##### DATA EXTRACTS #####

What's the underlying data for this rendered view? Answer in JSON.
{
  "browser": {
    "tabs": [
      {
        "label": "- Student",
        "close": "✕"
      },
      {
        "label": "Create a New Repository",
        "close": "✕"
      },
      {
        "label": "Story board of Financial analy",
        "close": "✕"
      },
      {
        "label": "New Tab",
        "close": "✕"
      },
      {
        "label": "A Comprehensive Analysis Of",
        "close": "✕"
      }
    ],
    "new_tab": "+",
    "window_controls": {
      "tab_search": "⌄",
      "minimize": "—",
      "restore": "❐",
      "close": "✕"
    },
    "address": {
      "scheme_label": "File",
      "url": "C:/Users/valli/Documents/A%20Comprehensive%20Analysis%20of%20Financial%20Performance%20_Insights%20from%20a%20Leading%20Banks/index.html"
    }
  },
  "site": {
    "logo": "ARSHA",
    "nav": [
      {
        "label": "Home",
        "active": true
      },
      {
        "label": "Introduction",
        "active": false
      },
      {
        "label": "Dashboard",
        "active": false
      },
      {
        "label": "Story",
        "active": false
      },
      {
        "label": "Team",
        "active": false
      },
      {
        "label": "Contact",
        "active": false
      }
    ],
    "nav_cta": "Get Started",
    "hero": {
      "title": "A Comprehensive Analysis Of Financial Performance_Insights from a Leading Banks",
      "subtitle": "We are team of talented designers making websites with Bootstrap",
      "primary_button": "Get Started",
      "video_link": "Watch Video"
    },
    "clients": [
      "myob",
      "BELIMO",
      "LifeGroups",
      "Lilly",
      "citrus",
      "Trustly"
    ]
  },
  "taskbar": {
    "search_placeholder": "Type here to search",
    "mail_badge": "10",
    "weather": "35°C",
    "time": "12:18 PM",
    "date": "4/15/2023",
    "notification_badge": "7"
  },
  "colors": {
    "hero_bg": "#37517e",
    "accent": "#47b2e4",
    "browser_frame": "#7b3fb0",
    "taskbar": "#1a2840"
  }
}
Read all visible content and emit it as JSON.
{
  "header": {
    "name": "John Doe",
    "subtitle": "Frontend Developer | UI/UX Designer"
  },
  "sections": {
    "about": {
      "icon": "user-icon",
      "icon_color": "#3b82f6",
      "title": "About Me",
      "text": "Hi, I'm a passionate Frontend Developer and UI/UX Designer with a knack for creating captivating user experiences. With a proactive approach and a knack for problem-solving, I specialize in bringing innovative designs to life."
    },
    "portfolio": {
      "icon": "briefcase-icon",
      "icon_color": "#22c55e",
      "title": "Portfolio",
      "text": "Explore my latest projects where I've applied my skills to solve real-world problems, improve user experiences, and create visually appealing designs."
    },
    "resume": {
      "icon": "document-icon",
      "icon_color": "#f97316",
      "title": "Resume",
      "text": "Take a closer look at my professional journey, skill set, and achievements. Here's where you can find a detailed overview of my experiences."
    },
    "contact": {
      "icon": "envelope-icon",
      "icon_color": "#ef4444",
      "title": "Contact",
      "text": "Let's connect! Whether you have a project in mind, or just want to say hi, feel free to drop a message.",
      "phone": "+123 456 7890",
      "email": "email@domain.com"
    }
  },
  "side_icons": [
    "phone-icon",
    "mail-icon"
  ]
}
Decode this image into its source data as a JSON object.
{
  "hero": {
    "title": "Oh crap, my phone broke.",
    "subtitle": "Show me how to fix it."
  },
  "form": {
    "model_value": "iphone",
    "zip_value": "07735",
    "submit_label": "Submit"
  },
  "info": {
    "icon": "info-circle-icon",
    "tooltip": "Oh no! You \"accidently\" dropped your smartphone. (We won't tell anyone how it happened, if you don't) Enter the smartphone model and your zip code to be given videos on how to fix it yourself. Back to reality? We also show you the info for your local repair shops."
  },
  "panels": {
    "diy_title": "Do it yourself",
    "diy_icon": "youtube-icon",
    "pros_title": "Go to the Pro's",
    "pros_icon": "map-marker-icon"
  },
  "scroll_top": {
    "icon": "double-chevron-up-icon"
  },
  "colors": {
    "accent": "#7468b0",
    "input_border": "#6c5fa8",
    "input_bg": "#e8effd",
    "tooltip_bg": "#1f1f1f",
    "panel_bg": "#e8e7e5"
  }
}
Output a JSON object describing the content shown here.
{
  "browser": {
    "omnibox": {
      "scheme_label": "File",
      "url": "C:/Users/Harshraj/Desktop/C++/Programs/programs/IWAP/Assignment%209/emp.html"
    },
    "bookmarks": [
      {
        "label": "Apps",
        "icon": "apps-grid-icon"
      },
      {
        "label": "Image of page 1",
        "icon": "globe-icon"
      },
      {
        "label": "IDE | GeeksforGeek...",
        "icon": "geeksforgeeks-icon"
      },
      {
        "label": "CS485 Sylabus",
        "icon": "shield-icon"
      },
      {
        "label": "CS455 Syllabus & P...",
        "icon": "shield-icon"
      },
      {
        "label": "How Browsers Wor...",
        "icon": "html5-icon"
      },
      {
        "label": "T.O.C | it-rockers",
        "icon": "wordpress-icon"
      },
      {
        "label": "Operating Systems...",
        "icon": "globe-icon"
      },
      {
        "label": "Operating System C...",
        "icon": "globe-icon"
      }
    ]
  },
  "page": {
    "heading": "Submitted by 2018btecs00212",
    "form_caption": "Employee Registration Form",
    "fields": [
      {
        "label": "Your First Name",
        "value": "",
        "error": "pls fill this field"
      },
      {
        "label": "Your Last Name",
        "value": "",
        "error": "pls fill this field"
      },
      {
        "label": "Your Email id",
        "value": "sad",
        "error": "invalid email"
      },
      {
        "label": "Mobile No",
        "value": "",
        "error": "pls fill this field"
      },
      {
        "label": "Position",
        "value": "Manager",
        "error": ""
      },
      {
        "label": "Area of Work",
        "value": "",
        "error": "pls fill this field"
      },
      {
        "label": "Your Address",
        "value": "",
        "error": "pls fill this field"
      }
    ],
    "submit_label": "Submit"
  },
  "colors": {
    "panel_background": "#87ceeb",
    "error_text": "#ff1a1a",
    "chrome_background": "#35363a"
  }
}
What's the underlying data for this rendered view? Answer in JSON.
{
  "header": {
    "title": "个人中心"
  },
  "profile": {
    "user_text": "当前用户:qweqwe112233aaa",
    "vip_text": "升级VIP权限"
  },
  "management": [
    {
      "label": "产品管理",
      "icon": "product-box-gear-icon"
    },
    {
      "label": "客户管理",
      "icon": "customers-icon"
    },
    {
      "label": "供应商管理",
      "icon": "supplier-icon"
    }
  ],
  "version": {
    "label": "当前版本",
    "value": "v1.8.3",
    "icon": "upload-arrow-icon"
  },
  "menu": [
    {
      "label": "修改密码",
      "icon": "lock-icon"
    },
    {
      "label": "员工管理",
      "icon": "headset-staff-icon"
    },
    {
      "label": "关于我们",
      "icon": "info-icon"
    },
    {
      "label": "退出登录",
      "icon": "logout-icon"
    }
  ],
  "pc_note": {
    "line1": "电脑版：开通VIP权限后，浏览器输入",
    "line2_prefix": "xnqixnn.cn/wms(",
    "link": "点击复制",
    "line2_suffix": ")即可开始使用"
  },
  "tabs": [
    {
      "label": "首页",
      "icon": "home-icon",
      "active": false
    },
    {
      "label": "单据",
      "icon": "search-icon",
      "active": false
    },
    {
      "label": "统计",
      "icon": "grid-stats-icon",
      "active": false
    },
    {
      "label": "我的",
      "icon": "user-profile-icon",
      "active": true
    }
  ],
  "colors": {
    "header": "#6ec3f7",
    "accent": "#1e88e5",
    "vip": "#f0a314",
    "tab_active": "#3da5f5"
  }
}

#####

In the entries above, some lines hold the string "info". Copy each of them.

  "info": {
    "icon": "info-circle-icon",
    "tooltip": "Oh no! You \"accidently\" dropped your smartphone. (We won't tell anyone how it happened, if you don't) Enter the smartphone model and your zip code to be given videos on how to fix it yourself. Back to reality? We also show you the info for your local repair shops."
      "icon": "info-icon"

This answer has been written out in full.